The rights to my first two novels have now been sold to several territories and I can’t wait to see the different covers. Hungary have chosen to use the same artwork as the UK versions.

I am so glad I never gave up. As C.S. Lewis said ‘You are never too old to set a new goal or to dream a new dream.’

A day in the life of…Book Publicist Kim Nash



Kim Nash – aka Kim the Bookworm – is Publicity and Social Media Manager for fast growing publishers, Bookouture, a fairy godmother to the authors she represents, book blogger and all round Wonder Woman. On top of her daily commitments, Kim has just completed her annual charity walk for The Hibbs Lupus trust, with her son Ollie. So what does a book publicist do all day? Let’s find out…



I get up early, to try and squeeze in some work and social media activity before my 8 year old (Ollie) wakes up. We’re all early birds at Bookouture so from around 6am we’re checking Amazon rankings and sharing the news on our internal system.  Then I do the school run and get back to my desk.

Each day is different and I love that. Some days I have skype calls with my authors, some days I have to contact loads of press, some days I’ll be parceling books up to send out to press contacts, some days I’ll be contacting reviewers etc, organizing blog tours, organizing features and question and answer sessions.  There are days when we have cover reveals and NetGalley uploads to do and publicise so I have to prepare for those and then get chatting about in on social media so people know what to expect and when.
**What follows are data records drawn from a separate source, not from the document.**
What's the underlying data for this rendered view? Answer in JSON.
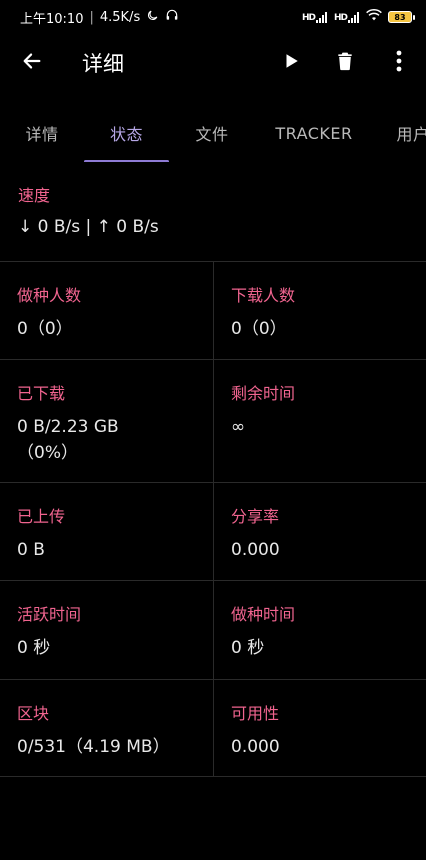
{
  "status_bar": {
    "time": "上午10:10",
    "net_speed": "4.5K/s",
    "separator": "|",
    "moon_icon": "moon-icon",
    "headset_icon": "headset-icon",
    "signal1_label": "HD",
    "signal2_label": "HD",
    "battery_level": "83"
  },
  "appbar": {
    "title": "详细",
    "back_icon": "arrow-left-icon",
    "play_icon": "play-icon",
    "delete_icon": "trash-icon",
    "more_icon": "more-vert-icon"
  },
  "tabs": {
    "items": [
      {
        "label": "详情"
      },
      {
        "label": "状态"
      },
      {
        "label": "文件"
      },
      {
        "label": "TRACKER"
      },
      {
        "label": "用户"
      }
    ],
    "active_index": 1
  },
  "speed": {
    "label": "速度",
    "value": "↓ 0 B/s | ↑ 0 B/s"
  },
  "stats": {
    "rows": [
      [
        {
          "label": "做种人数",
          "value": "0（0）"
        },
        {
          "label": "下载人数",
          "value": "0（0）"
        }
      ],
      [
        {
          "label": "已下载",
          "value": "0 B/2.23 GB\n（0%）"
        },
        {
          "label": "剩余时间",
          "value": "∞"
        }
      ],
      [
        {
          "label": "已上传",
          "value": "0 B"
        },
        {
          "label": "分享率",
          "value": "0.000"
        }
      ],
      [
        {
          "label": "活跃时间",
          "value": "0 秒"
        },
        {
          "label": "做种时间",
          "value": "0 秒"
        }
      ],
      [
        {
          "label": "区块",
          "value": "0/531（4.19 MB）"
        },
        {
          "label": "可用性",
          "value": "0.000"
        }
      ]
    ]
  },
  "colors": {
    "background": "#000000",
    "label": "#f0648f",
    "accent": "#8e7bd4",
    "active_tab": "#b6a7e6"
  }
}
If I remember to eat during the day, I grab something quick and work through till it’s time to pick Ollie up from school or after school club. He normally sits at my desk with me and does his homework while I carry on and do a bit more work or if the weather is nice he makes me go outside and play football (he’s football mad!) He’s golden though and puts up with his mom working and constantly on the phone and only tells me off occasionally!
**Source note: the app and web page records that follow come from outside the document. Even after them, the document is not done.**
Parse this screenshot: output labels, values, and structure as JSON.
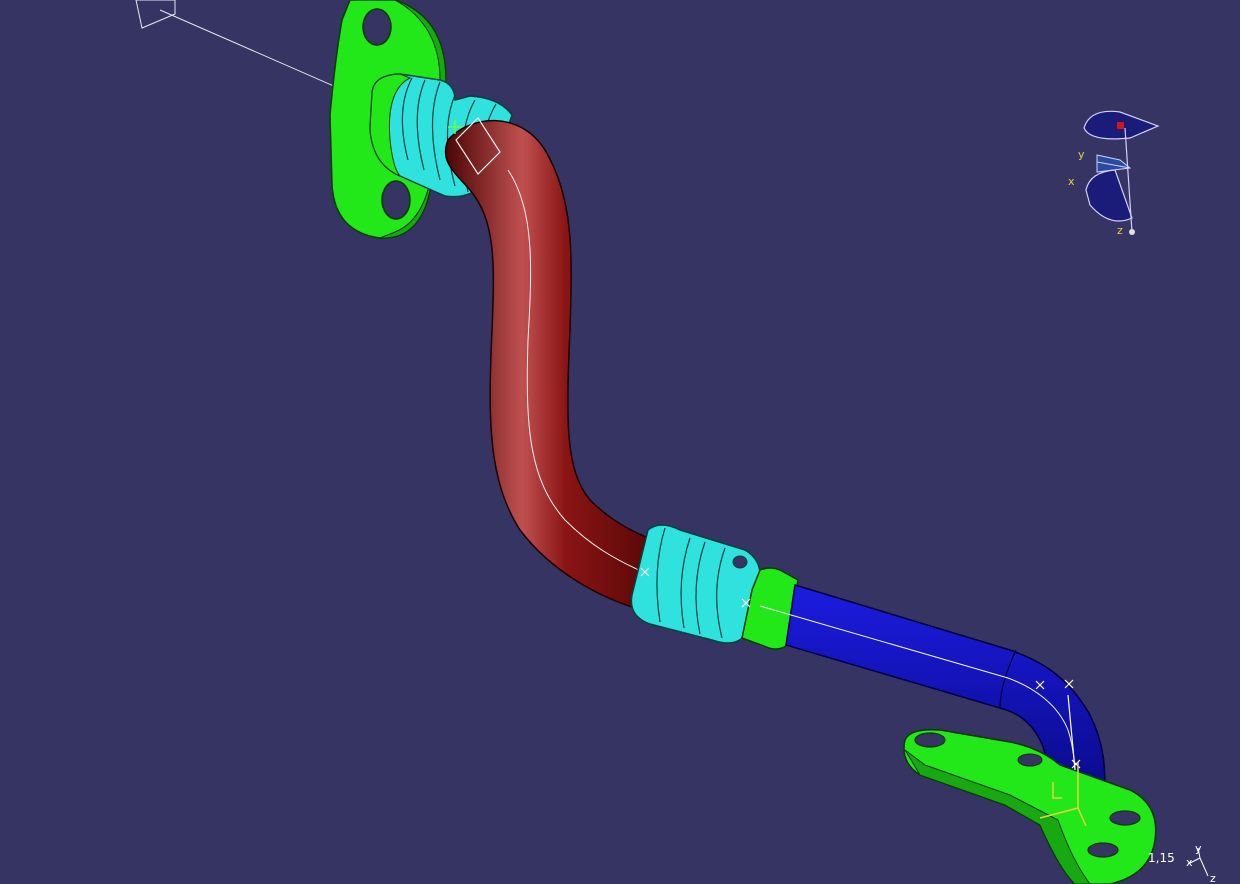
{
  "viewport": {
    "background": "#363463",
    "zoom_label": "1,15"
  },
  "compass": {
    "x_label": "x",
    "y_label": "y",
    "z_label": "z"
  },
  "mini_axis": {
    "y_label": "y",
    "x_label": "x",
    "z_label": "z"
  },
  "colors": {
    "flange": "#22e81a",
    "fitting": "#2fe2de",
    "tube_upper": "#7a0d0d",
    "tube_lower": "#1414c8",
    "highlight": "#ffffff",
    "axis_label": "#e8d23a"
  }
}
Then we cook tea together and settle down for the evening, me normally with my phone in my hand tweeting or facebooking one handed while watching a film before we settle down for bed with a story. Then I either get back to work after he’s in bed, or that’s my reading time.  I’m not a big TV watcher so am not one for sitting watching the soaps.  I find them a total waste of time and I have the attention span of Dory anyway!

I’m also an independent consultant for a skincare, make-up and health and well-being business too so I normally squeeze in a bit of contacting people about that, or watching podcasts or soundcloud audios and training for that, when Ollie is in bed.

I run a book club locally, so make sure that everyone knows about that and organise our guest authors. And I organise author and blogger meet ups in both London and Birmingham, so am busy with sorting stuff out for those too! All great fun though and keeps me busy and out of mischief.


Thanks so much for sharing Kim. You can listen to Kim speak more about her day on her Thankbookfor podcast and hear her unique way for teaching her son his left and right here, and find Kim’s blog here.